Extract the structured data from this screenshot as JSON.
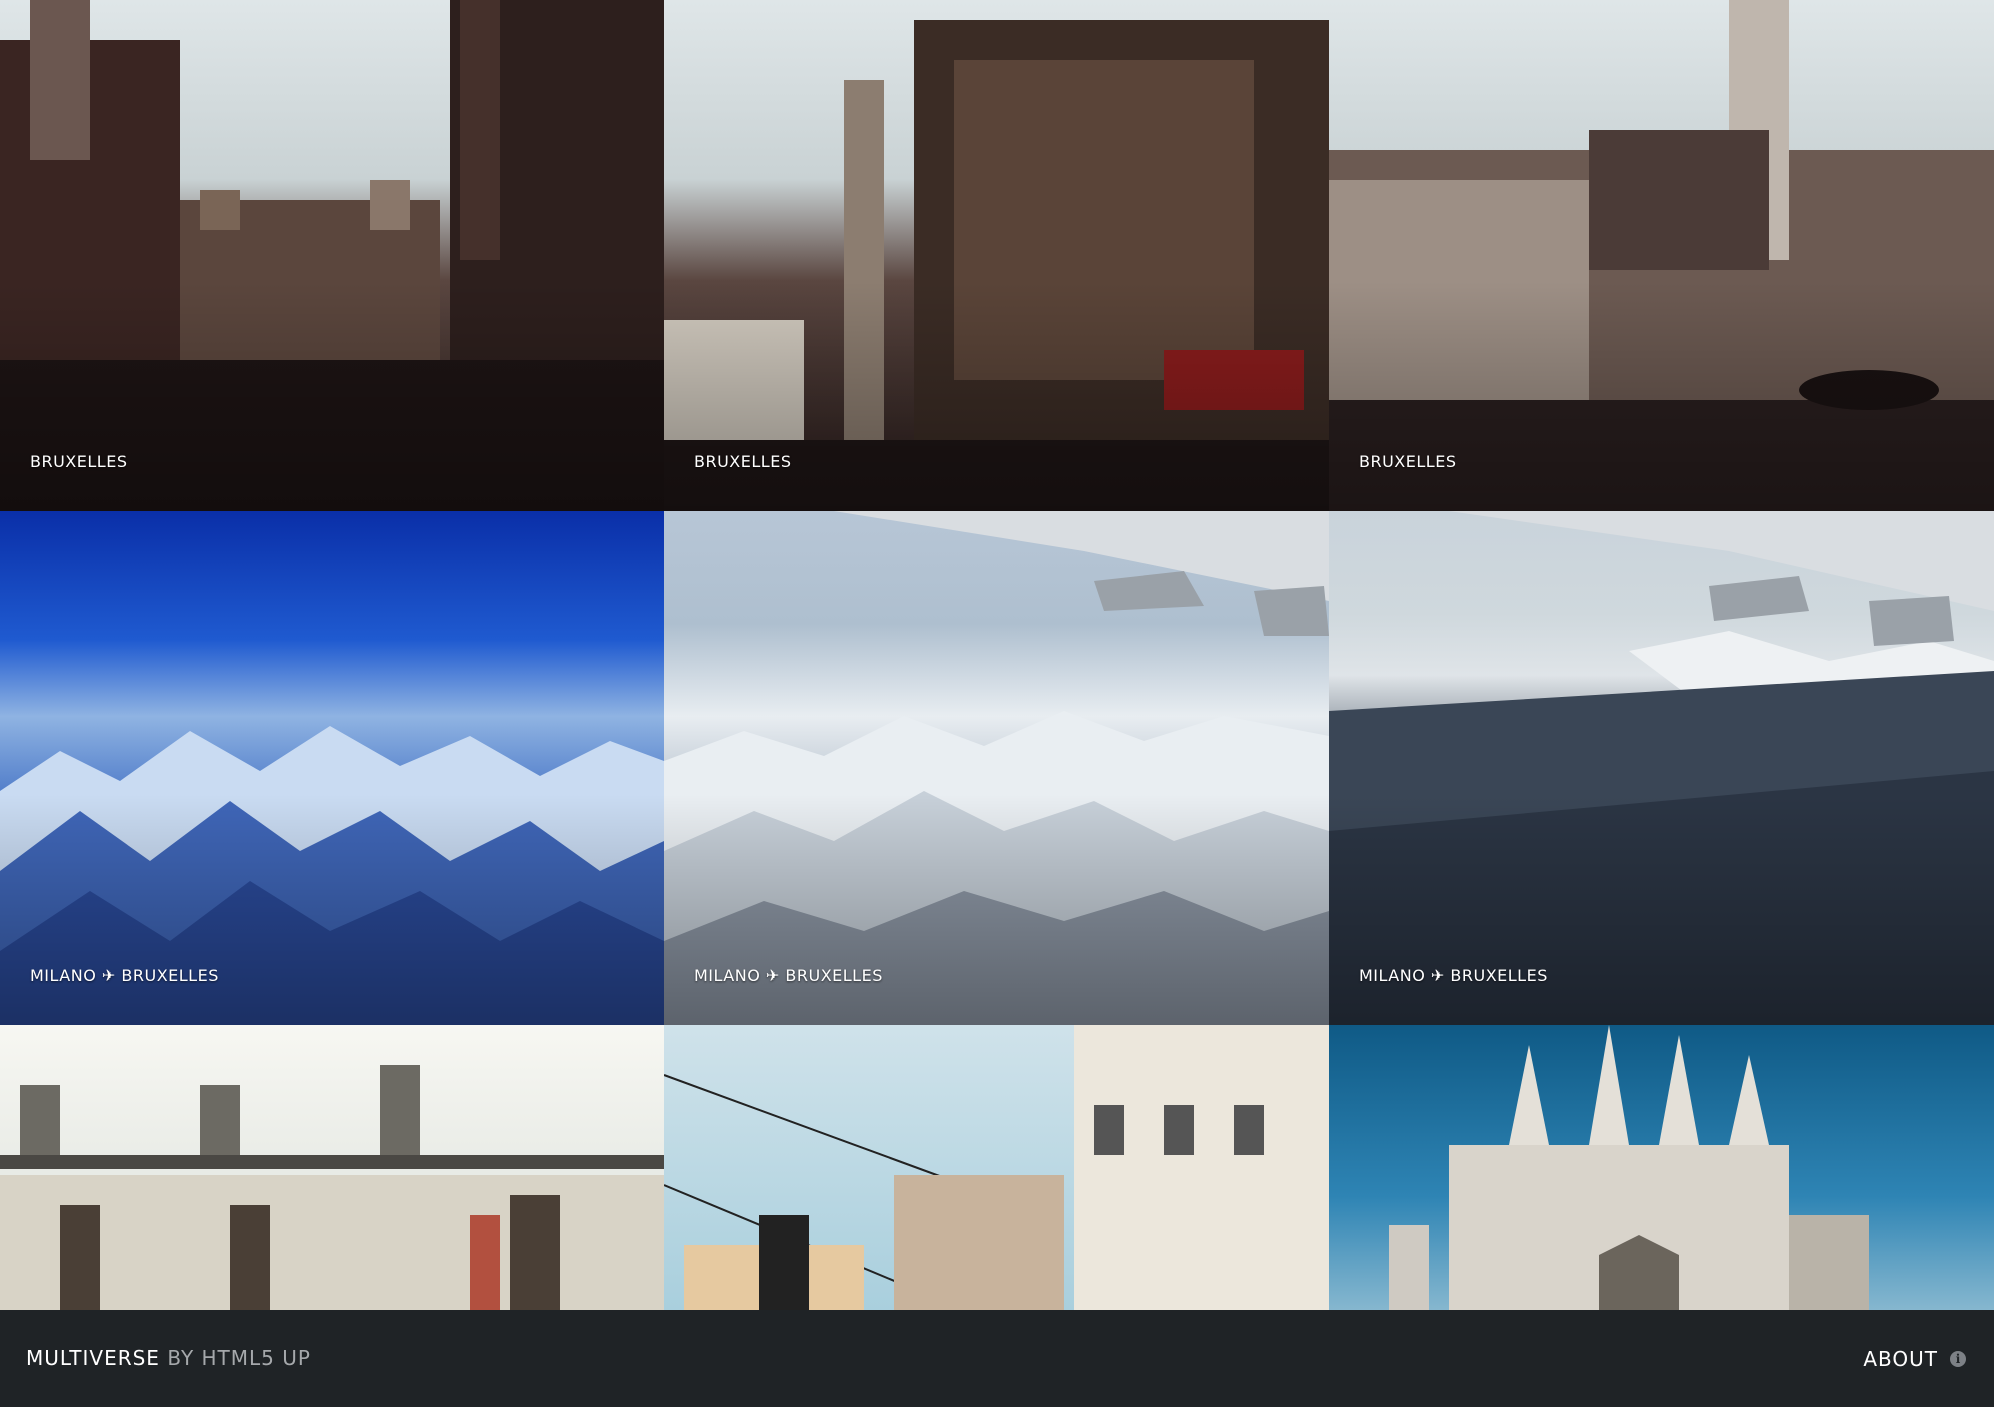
{
  "gallery": {
    "items": [
      {
        "caption": "BRUXELLES"
      },
      {
        "caption": "BRUXELLES"
      },
      {
        "caption": "BRUXELLES"
      },
      {
        "caption": "MILANO ✈ BRUXELLES"
      },
      {
        "caption": "MILANO ✈ BRUXELLES"
      },
      {
        "caption": "MILANO ✈ BRUXELLES"
      },
      {
        "caption": ""
      },
      {
        "caption": ""
      },
      {
        "caption": ""
      }
    ]
  },
  "footer": {
    "brand_name": "MULTIVERSE",
    "brand_by": "BY HTML5 UP",
    "about_label": "ABOUT",
    "info_glyph": "i"
  }
}
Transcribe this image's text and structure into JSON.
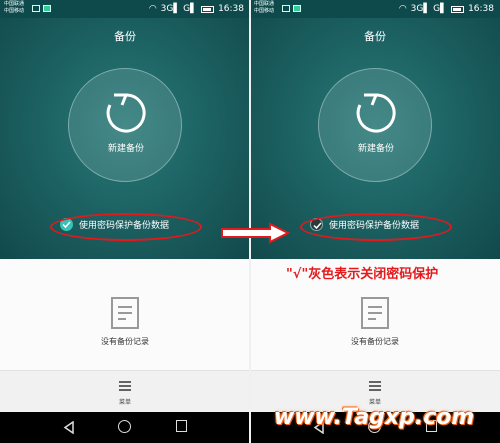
{
  "screens": [
    {
      "status": {
        "carrier_1": "中国联通",
        "carrier_2": "中国移动",
        "signal": "3G▌ G▌",
        "time": "16:38"
      },
      "title": "备份",
      "new_backup_label": "新建备份",
      "password_option": {
        "label": "使用密码保护备份数据",
        "checked_color": "#38c2b5",
        "state": "enabled"
      },
      "empty_state": "没有备份记录",
      "menu_label": "菜单"
    },
    {
      "status": {
        "carrier_1": "中国联通",
        "carrier_2": "中国移动",
        "signal": "3G▌ G▌",
        "time": "16:38"
      },
      "title": "备份",
      "new_backup_label": "新建备份",
      "password_option": {
        "label": "使用密码保护备份数据",
        "checked_color": "#2b3b3b",
        "state": "gray"
      },
      "empty_state": "没有备份记录",
      "menu_label": "菜单"
    }
  ],
  "annotation": {
    "text": "\"√\"灰色表示关闭密码保护",
    "color": "#e3191b"
  },
  "watermark": {
    "text": "www.Tagxp.com"
  },
  "colors": {
    "accent_teal": "#1d6364",
    "annotation_red": "#e3191b",
    "watermark_orange": "#f26b22"
  }
}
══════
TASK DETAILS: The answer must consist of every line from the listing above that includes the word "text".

ANSWER TO THE EXERCISE:
Transcribe this image's text and structure into JSON.
    "text": "\"√\"灰色表示关闭密码保护",
    "text": "www.Tagxp.com"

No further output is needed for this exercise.